LSIPR Newsletter 02:13
UK patent change paves way for pharma innovation The UK government has announced a change to the Patent Act that will allow parties to run drug trials without infringing other parties’ patents. The change is in response to a consultation carried out by the UK Intellectual Property Office late last year, in which life sciences stakeholders were invited to give their views on the proposed amendment. A summary of the consultation said that the proposal to change the law was supported by the “overwhelming majority”. After the law is changed, drug development companies may trial new innovative drugs, whatever country they are seeking regulatory approval in. This covers all situations where another company’s patent is implicated in the research. It is hoped to make the UK a more attractive location for carrying out innovative clinical and field trials. The minister for Intellectual Property Lord Younger said: “The government is keen to create a supportive environment for pharmaceutical research and development in the UK. Helping the industry get their products to market as quickly as possible will benefit patients, the industry and the economy.” James Robertson, partner at Marks & Clerk in London, said: “This is excellent news for many in the UK life sciences industry, including originator drugs companies, clinical research organisations, publicly funded research bodies and charities.” He added that the plans will reduce the costs and “legal uncertainty” associated with

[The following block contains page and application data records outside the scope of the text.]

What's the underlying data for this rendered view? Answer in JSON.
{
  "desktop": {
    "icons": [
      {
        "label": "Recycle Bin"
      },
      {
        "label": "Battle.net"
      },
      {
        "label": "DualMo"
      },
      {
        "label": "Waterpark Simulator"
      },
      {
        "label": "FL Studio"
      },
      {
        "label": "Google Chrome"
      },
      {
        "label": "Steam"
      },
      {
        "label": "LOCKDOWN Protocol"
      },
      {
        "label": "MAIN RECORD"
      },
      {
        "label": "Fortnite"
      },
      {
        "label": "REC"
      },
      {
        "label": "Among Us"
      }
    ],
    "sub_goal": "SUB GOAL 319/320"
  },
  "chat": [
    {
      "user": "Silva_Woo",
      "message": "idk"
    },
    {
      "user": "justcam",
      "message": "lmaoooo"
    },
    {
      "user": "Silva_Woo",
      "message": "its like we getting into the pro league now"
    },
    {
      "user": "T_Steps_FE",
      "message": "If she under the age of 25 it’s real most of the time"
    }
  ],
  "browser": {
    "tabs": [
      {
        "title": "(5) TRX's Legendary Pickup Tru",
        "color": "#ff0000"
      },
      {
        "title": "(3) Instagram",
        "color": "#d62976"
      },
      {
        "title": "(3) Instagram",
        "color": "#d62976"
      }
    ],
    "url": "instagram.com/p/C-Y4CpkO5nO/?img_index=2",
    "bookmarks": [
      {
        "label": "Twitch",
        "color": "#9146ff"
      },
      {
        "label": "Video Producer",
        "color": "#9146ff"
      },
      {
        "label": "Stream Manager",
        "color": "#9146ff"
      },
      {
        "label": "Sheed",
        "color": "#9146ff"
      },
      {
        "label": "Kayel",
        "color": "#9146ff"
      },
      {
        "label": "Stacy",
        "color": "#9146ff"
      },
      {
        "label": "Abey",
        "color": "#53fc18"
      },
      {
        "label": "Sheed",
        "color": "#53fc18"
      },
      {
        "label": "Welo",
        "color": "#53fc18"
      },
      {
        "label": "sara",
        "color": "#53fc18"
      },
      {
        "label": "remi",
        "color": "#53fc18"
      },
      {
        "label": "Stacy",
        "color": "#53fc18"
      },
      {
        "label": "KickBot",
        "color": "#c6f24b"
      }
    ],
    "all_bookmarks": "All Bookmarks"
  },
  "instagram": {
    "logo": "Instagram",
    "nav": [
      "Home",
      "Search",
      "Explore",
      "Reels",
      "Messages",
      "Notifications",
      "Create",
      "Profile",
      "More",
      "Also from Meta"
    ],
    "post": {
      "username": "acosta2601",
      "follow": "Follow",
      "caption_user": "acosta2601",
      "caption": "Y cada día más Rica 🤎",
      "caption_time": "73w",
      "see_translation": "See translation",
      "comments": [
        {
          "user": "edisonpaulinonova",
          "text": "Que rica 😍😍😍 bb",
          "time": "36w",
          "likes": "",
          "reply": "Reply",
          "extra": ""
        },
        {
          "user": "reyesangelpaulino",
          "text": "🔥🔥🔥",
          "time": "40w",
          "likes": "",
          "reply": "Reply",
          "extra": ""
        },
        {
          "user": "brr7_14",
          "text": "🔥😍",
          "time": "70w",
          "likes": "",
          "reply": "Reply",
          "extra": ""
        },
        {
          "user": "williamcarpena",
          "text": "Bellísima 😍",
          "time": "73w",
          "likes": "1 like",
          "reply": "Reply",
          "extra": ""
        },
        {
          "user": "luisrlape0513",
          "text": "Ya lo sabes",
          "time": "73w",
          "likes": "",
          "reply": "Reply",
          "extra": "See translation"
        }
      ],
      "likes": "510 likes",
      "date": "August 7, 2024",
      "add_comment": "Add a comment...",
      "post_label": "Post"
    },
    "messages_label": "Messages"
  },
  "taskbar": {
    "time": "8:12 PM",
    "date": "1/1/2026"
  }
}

UK patent law has been brought in line.
“The plans will reduce the costs and ‘legal uncertainty’ associated with patent infringement.” patent infringement, adding: “This will help remove the need for off-shore clinical and field trials, encourage UK manufacturing, and give UK patients earlier access to innovative new drugs.” Participants in the consultation described Germany as a more “industry-friendly” location for carrying out drug trials, as it exempts from patent infringement any studies
Life Sciences IP Review

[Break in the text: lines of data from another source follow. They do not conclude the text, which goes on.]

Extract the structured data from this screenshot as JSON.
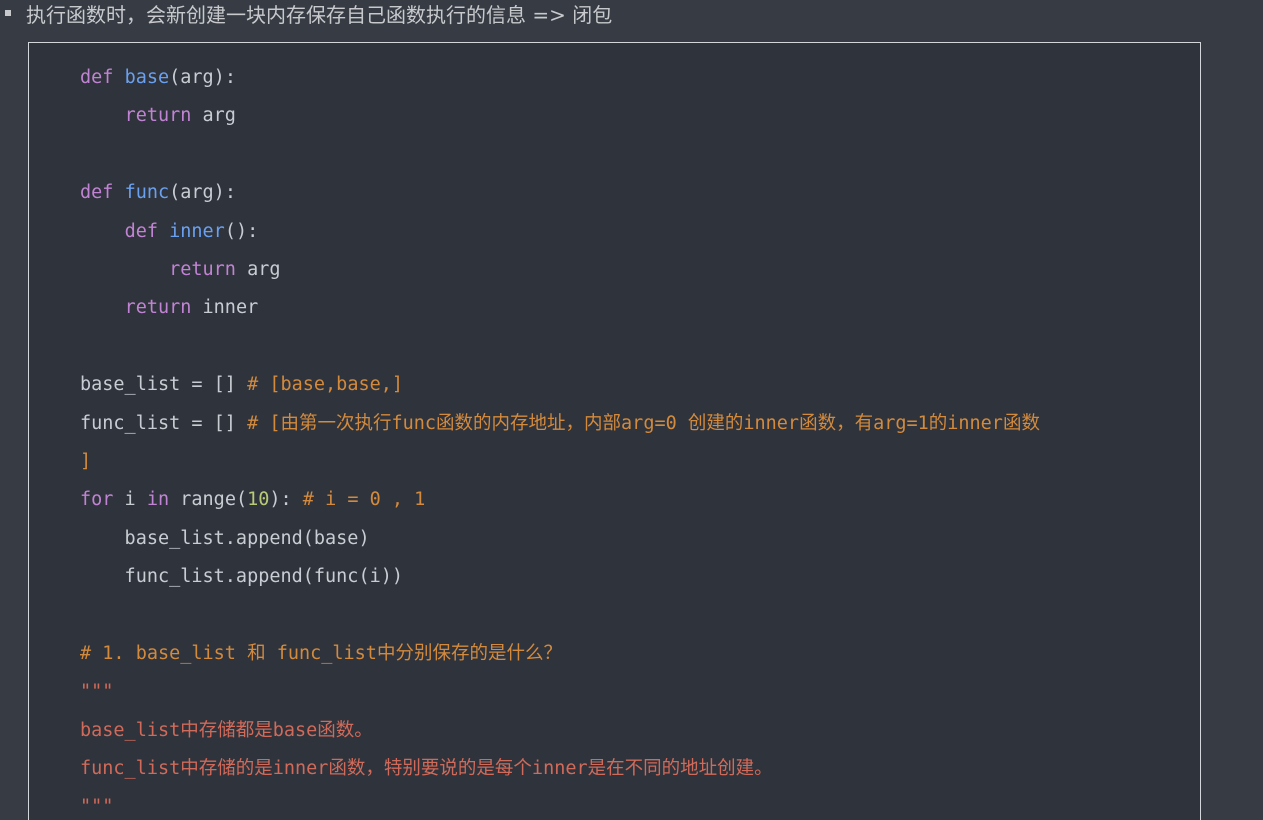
{
  "header": {
    "bullet_text": "执行函数时，会新创建一块内存保存自己函数执行的信息 => 闭包"
  },
  "code": {
    "language": "python",
    "lines": [
      [
        {
          "t": "def",
          "c": "kw"
        },
        {
          "t": " "
        },
        {
          "t": "base",
          "c": "fn"
        },
        {
          "t": "(arg):"
        }
      ],
      [
        {
          "t": "    "
        },
        {
          "t": "return",
          "c": "kw"
        },
        {
          "t": " arg"
        }
      ],
      [],
      [
        {
          "t": "def",
          "c": "kw"
        },
        {
          "t": " "
        },
        {
          "t": "func",
          "c": "fn"
        },
        {
          "t": "(arg):"
        }
      ],
      [
        {
          "t": "    "
        },
        {
          "t": "def",
          "c": "kw"
        },
        {
          "t": " "
        },
        {
          "t": "inner",
          "c": "fn"
        },
        {
          "t": "():"
        }
      ],
      [
        {
          "t": "        "
        },
        {
          "t": "return",
          "c": "kw"
        },
        {
          "t": " arg"
        }
      ],
      [
        {
          "t": "    "
        },
        {
          "t": "return",
          "c": "kw"
        },
        {
          "t": " inner"
        }
      ],
      [],
      [
        {
          "t": "base_list = [] "
        },
        {
          "t": "# [base,base,]",
          "c": "cm"
        }
      ],
      [
        {
          "t": "func_list = [] "
        },
        {
          "t": "# [由第一次执行func函数的内存地址，内部arg=0 创建的inner函数，有arg=1的inner函数",
          "c": "cm"
        }
      ],
      [
        {
          "t": "]",
          "c": "cm"
        }
      ],
      [
        {
          "t": "for",
          "c": "kw"
        },
        {
          "t": " i "
        },
        {
          "t": "in",
          "c": "kw"
        },
        {
          "t": " range"
        },
        {
          "t": "("
        },
        {
          "t": "10",
          "c": "num"
        },
        {
          "t": "): "
        },
        {
          "t": "# i = 0 , 1",
          "c": "cm"
        }
      ],
      [
        {
          "t": "    base_list.append(base)"
        }
      ],
      [
        {
          "t": "    func_list.append(func(i))"
        }
      ],
      [],
      [
        {
          "t": "# 1. base_list 和 func_list中分别保存的是什么？",
          "c": "cm"
        }
      ],
      [
        {
          "t": "\"\"\"",
          "c": "ds"
        }
      ],
      [
        {
          "t": "base_list中存储都是base函数。",
          "c": "ds"
        }
      ],
      [
        {
          "t": "func_list中存储的是inner函数，特别要说的是每个inner是在不同的地址创建。",
          "c": "ds"
        }
      ],
      [
        {
          "t": "\"\"\"",
          "c": "ds"
        }
      ]
    ]
  },
  "colors": {
    "background": "#363b44",
    "code_background": "#2f333b",
    "keyword": "#c183d3",
    "function_name": "#6aa0f0",
    "comment": "#d38a3d",
    "number": "#b8c977",
    "docstring": "#d06a5a",
    "plain": "#c8ccd3"
  }
}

or trials necessary to bring a drug to the market in any country. “By adopting this research exemption, the UK government is bringing UK patent law in line with patent laws in other European countries,” Robertson said. “By removing the risk of patent infringement, this change will remove some of the costly obstacles to undertaking clinical and field trials in the UK, specifically those required by the MHRA and EMA to obtain regulatory approval to market, and those required by NICE to support health technology assessments. “This will be of particular benefit to pharmaceutical companies developing new drugs, and to clinical trials companies.” The amendments to the UK Patent Act are proposed to come into effect on October 1, 2013. n